With heavy opposition from lobbying groups that represent principals and superintendents, Indiana’s legislature adjourned April 22 without taking final action on a proposed New Voices bill.

Reps. Ed Clere and Ed DeLaney filed HB 1130 on Jan. 5, 2017. The bill was designed to protect both K-12 and college students as well as faculty advisers.

The House Education Committee unanimously passed the bill Feb. 16 on a 13-0 vote. At a Feb. 14 hearing, 13 speakers advocating for the student media — including students, teachers, administrators and the head of the Hoosier State Press Association, as well as the SPLC’s Frank LoMonte — testified in support of the measure. The committee made friendly clarifying amendments, protecting schools and colleges against legal liability for students’ speech, as well as adding “gratuitous profanity” as grounds for K-12 schools to remove or revise articles in student media. The House then passed the measure 88-4.

The bill has received extensive media coverage from both college and professional outlets:

Students lobby for press freedom bill

The bill has picked up several endorsements, including the Valparaiso University Torch.

Despite a formidable grassroots effort under the leadership of Franklin College’s Diana Hadley, opponents succeeded in raising sufficient doubts to forestall a final vote in the Senate. The key setback came when Jennifer McCormick, the state superintendent of public instruction, made a last-minute decision to oppose the bill, which resulted in sponsors yanking it from the Senate calendar.

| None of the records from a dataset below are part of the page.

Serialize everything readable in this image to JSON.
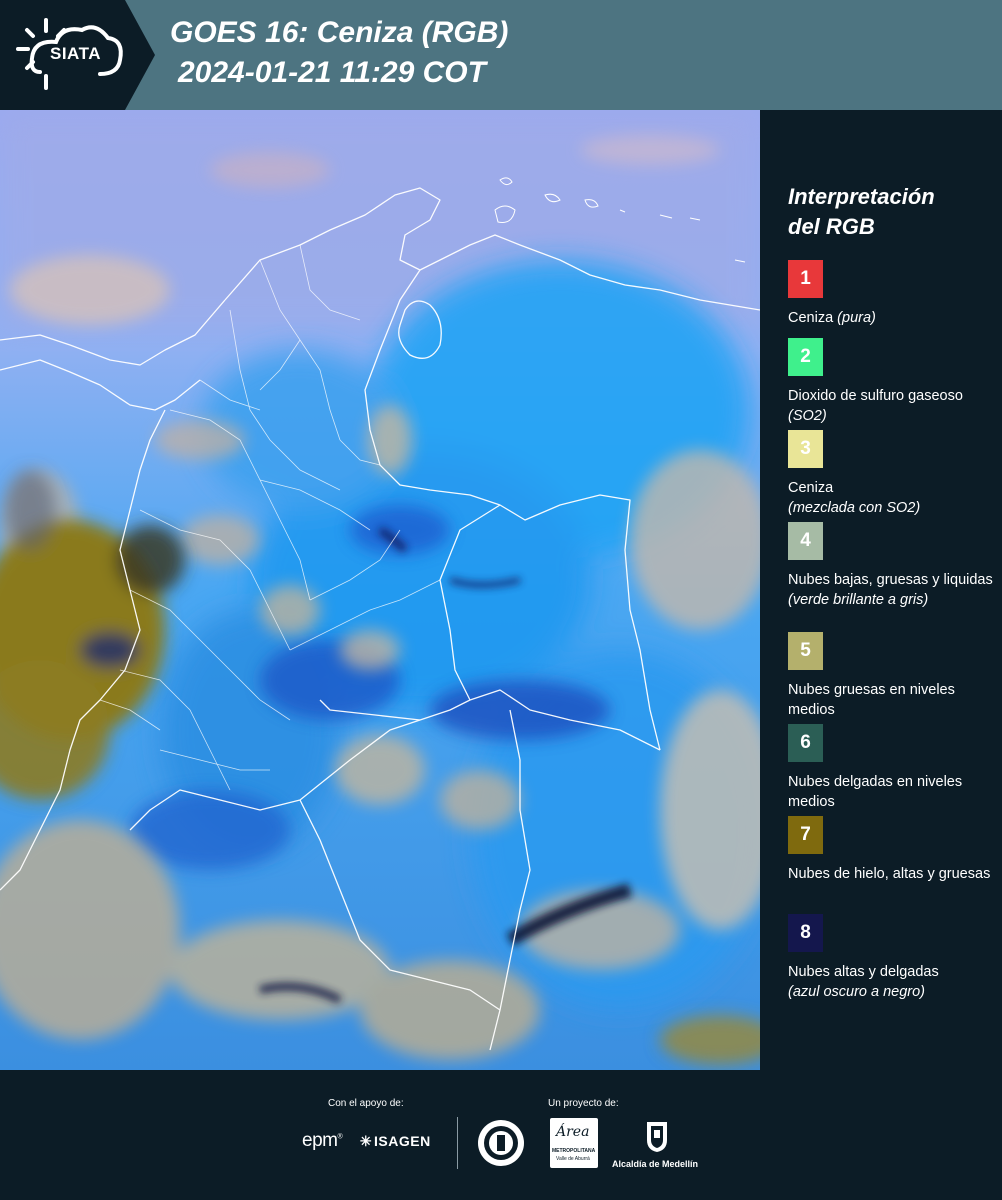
{
  "header": {
    "logo_text": "SIATA",
    "title_line1": "GOES 16: Ceniza (RGB)",
    "title_line2": "2024-01-21 11:29 COT"
  },
  "legend": {
    "title_line1": "Interpretación",
    "title_line2": "del RGB",
    "items": [
      {
        "number": "1",
        "color": "#e8383a",
        "text_main": "Ceniza ",
        "text_italic": "(pura)"
      },
      {
        "number": "2",
        "color": "#3ff08c",
        "text_main": "Dioxido de sulfuro gaseoso ",
        "text_italic": "(SO2)"
      },
      {
        "number": "3",
        "color": "#e9e597",
        "text_main": "Ceniza",
        "text_italic": "(mezclada con SO2)"
      },
      {
        "number": "4",
        "color": "#a6bba5",
        "text_main": "Nubes bajas, gruesas y liquidas",
        "text_italic": "(verde brillante a gris)"
      },
      {
        "number": "5",
        "color": "#b4b06c",
        "text_main": "Nubes gruesas en niveles medios",
        "text_italic": ""
      },
      {
        "number": "6",
        "color": "#2b5e55",
        "text_main": "Nubes delgadas en niveles medios",
        "text_italic": ""
      },
      {
        "number": "7",
        "color": "#7f6a0e",
        "text_main": "Nubes de hielo, altas y gruesas",
        "text_italic": ""
      },
      {
        "number": "8",
        "color": "#14174d",
        "text_main": "Nubes altas y delgadas",
        "text_italic": "(azul oscuro a negro)"
      }
    ]
  },
  "footer": {
    "support_label": "Con el apoyo de:",
    "project_label": "Un proyecto de:",
    "sponsor_epm": "epm",
    "sponsor_isagen": "ISAGEN",
    "area_logo_text": "Área",
    "area_sub1": "METROPOLITANA",
    "area_sub2": "Valle de Aburrá",
    "alcaldia": "Alcaldía de Medellín"
  },
  "colors": {
    "header_bg": "#4d7481",
    "page_bg": "#0c1c26",
    "map_blue": "#2f9bf0",
    "map_pale": "#99a8e8",
    "map_tan": "#c9b9a0",
    "map_olive": "#8a7a1c"
  }
}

To get involved in New Voices of Indiana, contact Diana Hadley with the Indiana High School Press Association,, or Adam Maksl with the Indiana Collegiate Press Association, The campaign is on Facebook at